We know that Matrix, for whatever reason, does not want to bring Distant Worlds to Steam. That needs to be accepted (regardless of what one may think of the decision) and move on from it.
The reasons are fairly obvious, I think. The pricing on Steam is tremendously lower and there's always a bunch of games on sale, which means DW would look prohibitively expensive by comparison and possibly generate negative PR. Nobody would buy an "old" 2D game for $40 or more and DW is really at its finest when it does have all the expansions included. In other words, the price would have to be dropped a whole lot and after Valve's cut the income per unit sold would be tiny.
With this in mind, looking at possible strategies for marketing and the one that comes to mind for me is a referral program. A good referral program works extremely well with a product that is well received and people want more of. Most strategy gamers know other strategy gamers who know more strategy gamers who know people who might want to try something new who know etc..
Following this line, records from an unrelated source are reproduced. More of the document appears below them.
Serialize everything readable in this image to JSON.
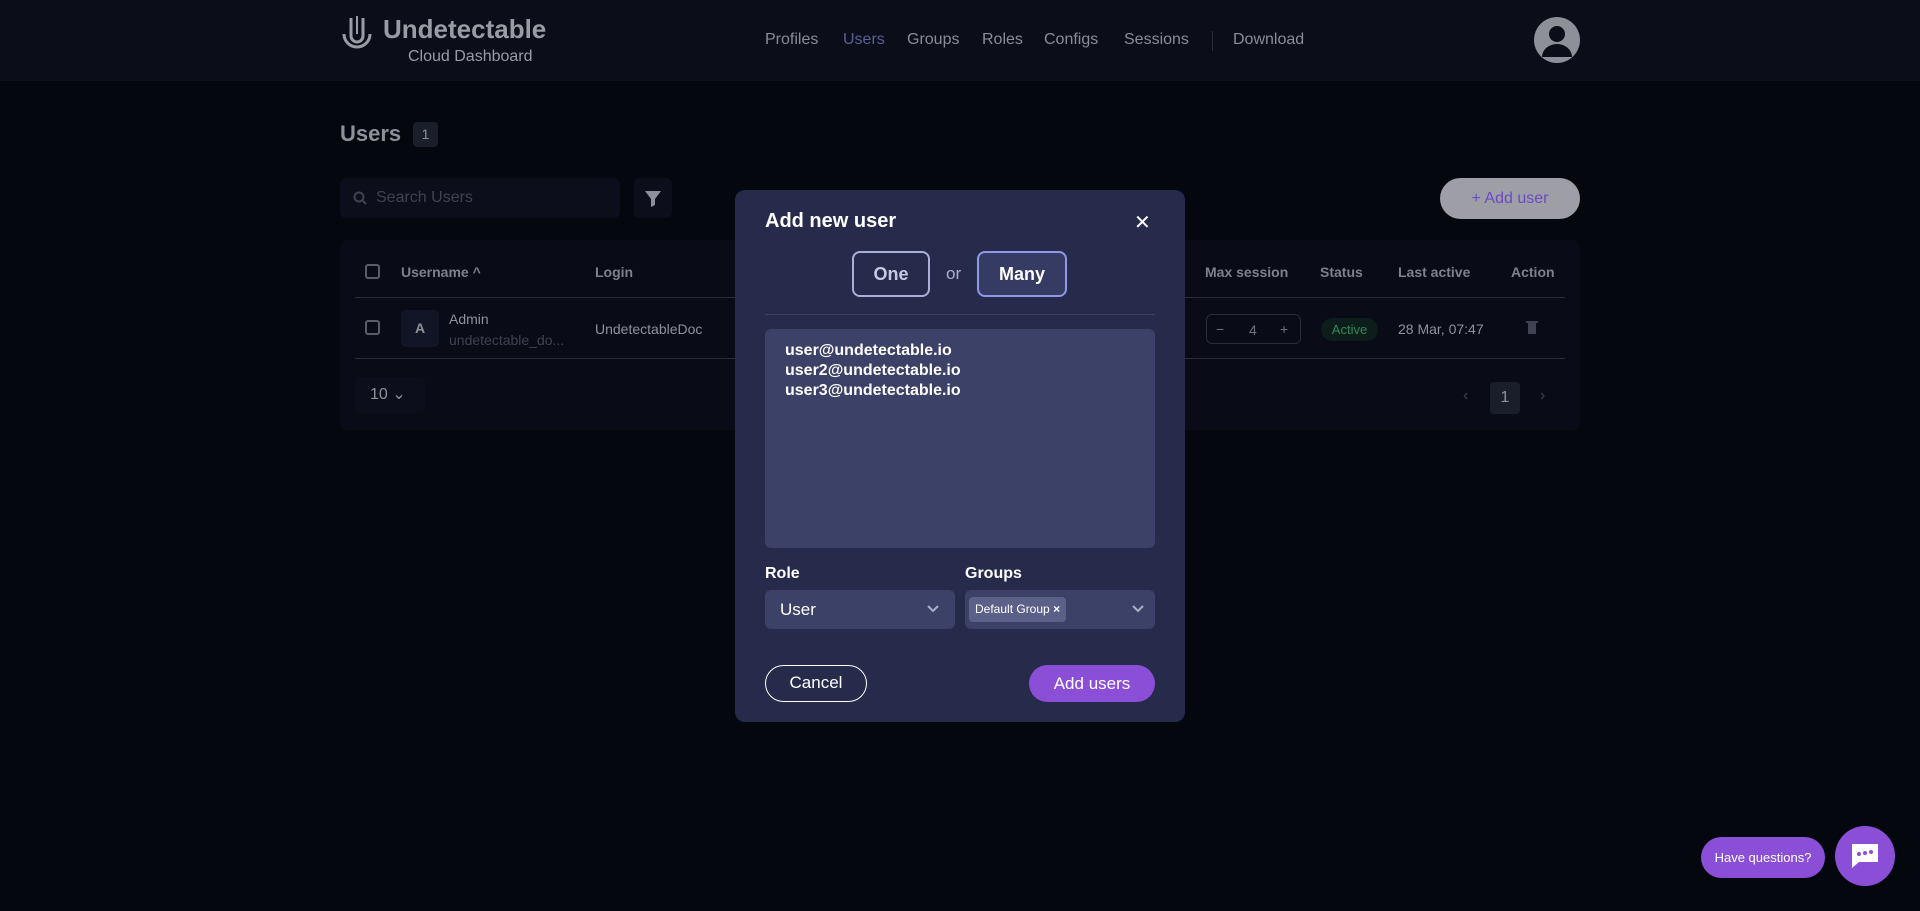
{
  "header": {
    "brand": "Undetectable",
    "subtitle": "Cloud Dashboard",
    "nav": [
      "Profiles",
      "Users",
      "Groups",
      "Roles",
      "Configs",
      "Sessions"
    ],
    "active_nav": "Users",
    "download": "Download"
  },
  "page": {
    "title": "Users",
    "count": "1",
    "search_placeholder": "Search Users",
    "add_user": "Add user"
  },
  "table": {
    "columns": [
      "Username",
      "Login",
      "Max session",
      "Status",
      "Last active",
      "Action"
    ],
    "rows": [
      {
        "avatar": "A",
        "name": "Admin",
        "email": "undetectable_do...",
        "login": "UndetectableDoc",
        "max_session": "4",
        "status": "Active",
        "last_active": "28 Mar, 07:47"
      }
    ],
    "page_size": "10",
    "current_page": "1"
  },
  "modal": {
    "title": "Add new user",
    "one": "One",
    "or": "or",
    "many": "Many",
    "selected_mode": "Many",
    "users_text": "user@undetectable.io\nuser2@undetectable.io\nuser3@undetectable.io",
    "role_label": "Role",
    "role_value": "User",
    "groups_label": "Groups",
    "group_tag": "Default Group",
    "cancel": "Cancel",
    "submit": "Add users"
  },
  "chat": {
    "label": "Have questions?"
  },
  "colors": {
    "accent": "#8a4fd6",
    "modal_bg": "#262b4b",
    "active_status": "#2e8a5a"
  }
}
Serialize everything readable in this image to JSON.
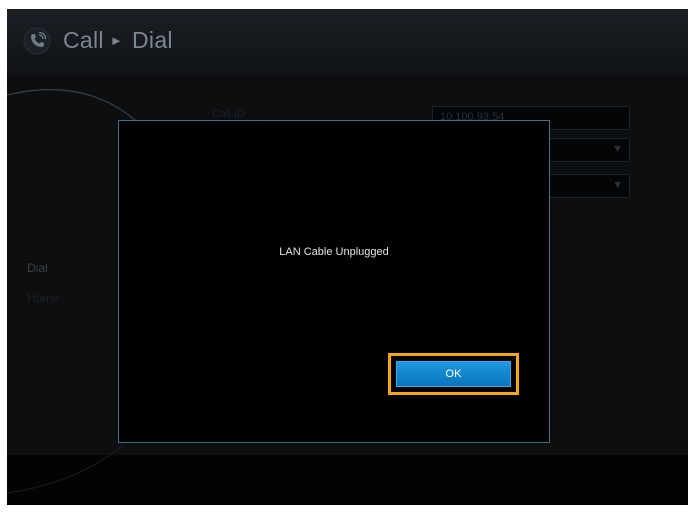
{
  "header": {
    "title": "Call",
    "breadcrumb_separator": "►",
    "page": "Dial",
    "icon": "phone-call-icon"
  },
  "sidebar": {
    "items": [
      {
        "label": "Dial"
      },
      {
        "label": "Home"
      }
    ]
  },
  "form": {
    "label_1": "Call ID",
    "field_1_value": "10.100.93.54"
  },
  "dialog": {
    "message": "LAN Cable Unplugged",
    "ok_label": "OK"
  },
  "colors": {
    "accent": "#1a8fd8",
    "focus": "#f5a41d",
    "dialog_border": "#3f6e8a"
  }
}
A good referral program encourages people to spread the word via word of mouth and increases sales dramatically if, and only if, the program rewards the legwork with something that is desired. In this case Distant Worlds - Universe. A simple program of $10 USD off per referral (who buys) that is open to everyone (regardless if they currently own the game or not) might work.
Two words. PONZI SCHEME!!!
I'm personally not a fan of referral programs and similar schemes where users get a financial incentive to convince other people to buy something. It results in exaggerated recommendations and unhappy buyers, who will then try to get some of their money back by talking other people to buy the game. Good for Matrix and Code Force, but also something that ought to earn them a whole stack of dark side points.
Depending on how much energy that the guys at Matrix wanted to put into it (I'd guess minimal at best to keep in line with their current methods) they could maintain a "leaderboard" of the top referrals and update it as it goes up. This would ignite the competitive spirit of a portion of the people involved.
I'm sorry, man, but this is even worse. Now we're making a sport out of paying customers competing to make other people buy a game regardless of whether the game actually appeals to those other people. I, for one, would really, really, *really* like to see this not happening. Just my personal opinion, mind you.
So, what happens if someone refers enough people (who buy) to get the game for free? Should it stop there? I don't think so - allow them to build up to another free copy of the game or more. Then they could give it away.
Why, hello there total Ponzi Scheme. Can you imagine just how terrible this could get in terms of PR? Paying gamers to use whatever means to get other gamers to buy the game? You know, if Matrix goes this path then I'm not sure I'll buy Universe. I'm just not very good at going dark side.